Children’s Foot Problems
Issues that affect the feet can contribute to pain throughout the lower body, back, shoulders, and neck. Children who experience ongoing foot pain should be evaluated by a pediatric podiatrist.
What Are Common Children’s Foot Problems?
In general, children can suffer many of the same ailments of the foot that adults do. Some of these may be temporary, while others can result in long-lasting health issues. It’s vital to seek out treatment as soon as possible to prevent recurring issues or structural damage.
Some of the most common pediatric foot problems include:
Ingrown toenails happen when the edge of the nail, typically on the big toe, grows into the skin next to it. This makes it painful to walk and can result in an infection if the issue is not resolved. Children and teens are somewhat more vulnerable than adults because growth spurts can cause their shoes to be too small. Typical signs of infection include redness and swelling.

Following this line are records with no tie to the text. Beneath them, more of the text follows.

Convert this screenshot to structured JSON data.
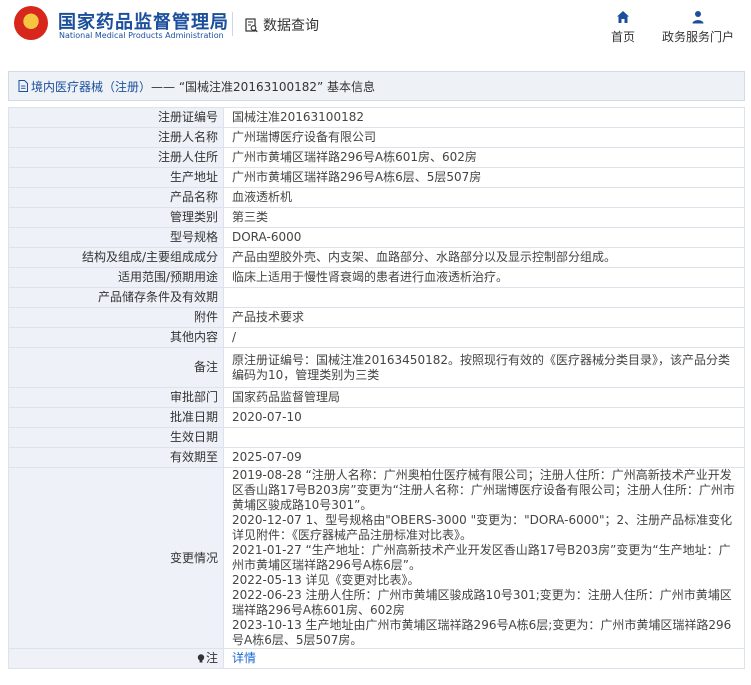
{
  "header": {
    "brand_cn": "国家药品监督管理局",
    "brand_en": "National Medical Products Administration",
    "query_label": "数据查询",
    "nav": [
      {
        "label": "首页",
        "icon": "home-icon"
      },
      {
        "label": "政务服务门户",
        "icon": "user-icon"
      }
    ]
  },
  "page": {
    "title_link": "境内医疗器械（注册）",
    "title_rest": " —— “国械注准20163100182” 基本信息"
  },
  "rows": [
    {
      "label": "注册证编号",
      "value": "国械注准20163100182"
    },
    {
      "label": "注册人名称",
      "value": "广州瑞博医疗设备有限公司"
    },
    {
      "label": "注册人住所",
      "value": "广州市黄埔区瑞祥路296号A栋601房、602房"
    },
    {
      "label": "生产地址",
      "value": "广州市黄埔区瑞祥路296号A栋6层、5层507房"
    },
    {
      "label": "产品名称",
      "value": "血液透析机"
    },
    {
      "label": "管理类别",
      "value": "第三类"
    },
    {
      "label": "型号规格",
      "value": "DORA-6000"
    },
    {
      "label": "结构及组成/主要组成成分",
      "value": "产品由塑胶外壳、内支架、血路部分、水路部分以及显示控制部分组成。"
    },
    {
      "label": "适用范围/预期用途",
      "value": "临床上适用于慢性肾衰竭的患者进行血液透析治疗。"
    },
    {
      "label": "产品储存条件及有效期",
      "value": ""
    },
    {
      "label": "附件",
      "value": "产品技术要求"
    },
    {
      "label": "其他内容",
      "value": "/"
    },
    {
      "label": "备注",
      "value": "原注册证编号：国械注准20163450182。按照现行有效的《医疗器械分类目录》，该产品分类编码为10，管理类别为三类"
    },
    {
      "label": "审批部门",
      "value": "国家药品监督管理局"
    },
    {
      "label": "批准日期",
      "value": "2020-07-10"
    },
    {
      "label": "生效日期",
      "value": ""
    },
    {
      "label": "有效期至",
      "value": "2025-07-09"
    }
  ],
  "changes": {
    "label": "变更情况",
    "lines": [
      "2019-08-28 “注册人名称：广州奥柏仕医疗械有限公司；注册人住所：广州高新技术产业开发区香山路17号B203房”变更为“注册人名称：广州瑞博医疗设备有限公司；注册人住所：广州市黄埔区骏成路10号301”。",
      "2020-12-07 1、型号规格由\"OBERS-3000 \"变更为：\"DORA-6000\"；2、注册产品标准变化详见附件：《医疗器械产品注册标准对比表》。",
      "2021-01-27 “生产地址：广州高新技术产业开发区香山路17号B203房”变更为“生产地址：广州市黄埔区瑞祥路296号A栋6层”。",
      "2022-05-13 详见《变更对比表》。",
      "2022-06-23 注册人住所：广州市黄埔区骏成路10号301;变更为：注册人住所：广州市黄埔区瑞祥路296号A栋601房、602房",
      "2023-10-13 生产地址由广州市黄埔区瑞祥路296号A栋6层;变更为：广州市黄埔区瑞祥路296号A栋6层、5层507房。"
    ]
  },
  "note": {
    "label": "注",
    "value": "详情"
  }
}
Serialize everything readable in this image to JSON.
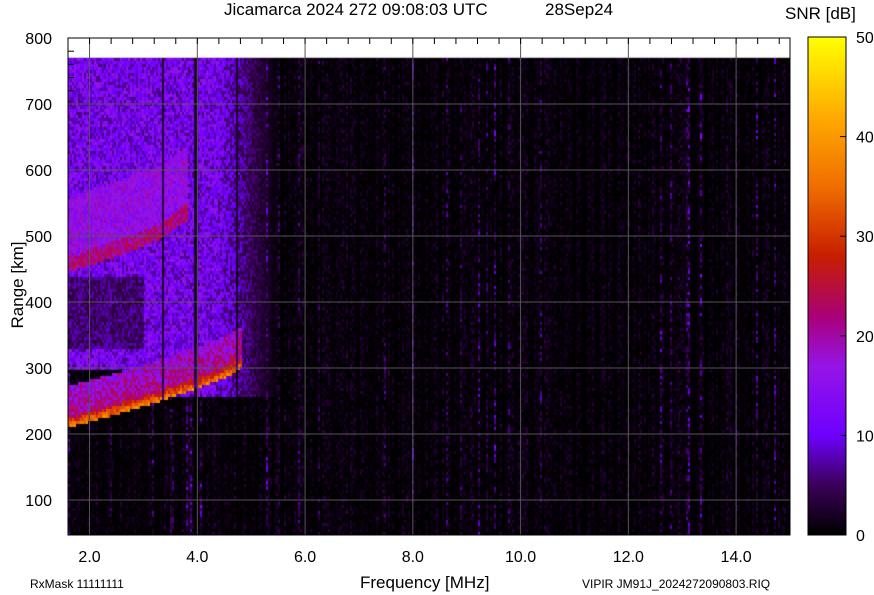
{
  "header": {
    "title": "Jicamarca 2024 272 09:08:03 UTC",
    "date": "28Sep24",
    "colorbar_title": "SNR [dB]"
  },
  "footer": {
    "rxmask": "RxMask 11111111",
    "file": "VIPIR  JM91J_2024272090803.RIQ"
  },
  "chart_data": {
    "type": "heatmap",
    "title": "Jicamarca 2024 272 09:08:03 UTC",
    "xlabel": "Frequency [MHz]",
    "ylabel": "Range [km]",
    "xlim": [
      1.6,
      15.0
    ],
    "ylim": [
      47,
      800
    ],
    "xticks": [
      2,
      4,
      6,
      8,
      10,
      12,
      14
    ],
    "xtick_labels": [
      "2.0",
      "4.0",
      "6.0",
      "8.0",
      "10.0",
      "12.0",
      "14.0"
    ],
    "yticks": [
      100,
      200,
      300,
      400,
      500,
      600,
      700,
      800
    ],
    "ytick_labels": [
      "100",
      "200",
      "300",
      "400",
      "500",
      "600",
      "700",
      "800"
    ],
    "data_top_km": 770,
    "colorbar": {
      "label": "SNR [dB]",
      "range": [
        0,
        50
      ],
      "ticks": [
        0,
        10,
        20,
        30,
        40,
        50
      ],
      "tick_labels": [
        "0",
        "10",
        "20",
        "30",
        "40",
        "50"
      ]
    },
    "traces": [
      {
        "name": "F-layer echo",
        "points": [
          [
            1.6,
            215
          ],
          [
            2.5,
            235
          ],
          [
            3.3,
            255
          ],
          [
            4.0,
            275
          ],
          [
            4.5,
            290
          ],
          [
            4.8,
            305
          ]
        ],
        "snr": 35
      },
      {
        "name": "second-hop echo",
        "points": [
          [
            1.6,
            450
          ],
          [
            2.5,
            475
          ],
          [
            3.3,
            500
          ],
          [
            3.8,
            530
          ]
        ],
        "snr": 22
      },
      {
        "name": "spread F",
        "freq_range": [
          1.6,
          5.5
        ],
        "range_km": [
          260,
          770
        ],
        "snr": 14
      }
    ],
    "grid": true
  }
}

Plantar warts are warts that appear on the sole of the foot. They are caused by a virus that is very often spread between children, although it can affect anyone. The growths caused by the virus are often mistaken for corns or calluses since they are thick, circular, and may have a green or yellowish appearance. A wart is distinguished by tiny black dots on the lesion itself.
Feet with minimal or no visible arches are referred to as flat feet. They may develop normally and could be outgrown with no problem. Treatment is necessary if the foot or leg pain develops as a result of the disorder. Children should be evaluated for congenital foot defects early in life. This can make it easier to treat flat feet if they develop in the future.
Heel pain is frequently caused by this disorder. It occurs when inflammation of a specific area of the heel bone occurs. Pain can occur either with activity or after rest. Heel pain can also result from Sever’s disease, a disorder that is usually seen among physically active young people aged 8-14. Some forms of heel pain may subside on their own after growth spurts.
What Are Treatment Options for Children’s Foot Problems?
The specific treatment for children’s foot problems depends on the issue, its severity, and in some cases, the age of the patient. Some issues, such as plantar warts, will naturally go away on their own as long as steps are taken to ensure the problem does not spread or worsen. On the other hand, flat feet or plantar fasciitis are problems that may require surgical intervention, especially in extreme cases.
If a child has a severe foot problem, addressing it early will help to ensure that he or she will continue to grow up strong and healthy. The sooner these worries are solved, the less likely it is that they will cause pain or structural changes in the legs or elsewhere in the body.
With help from an experienced podiatrist who understands children’s health, they can move forward into a happy and active lifestyle.
If your child is suffering from a common podiatry problem, contact Northeastern Foot & Ankle today. Our doctor can help with treatment options.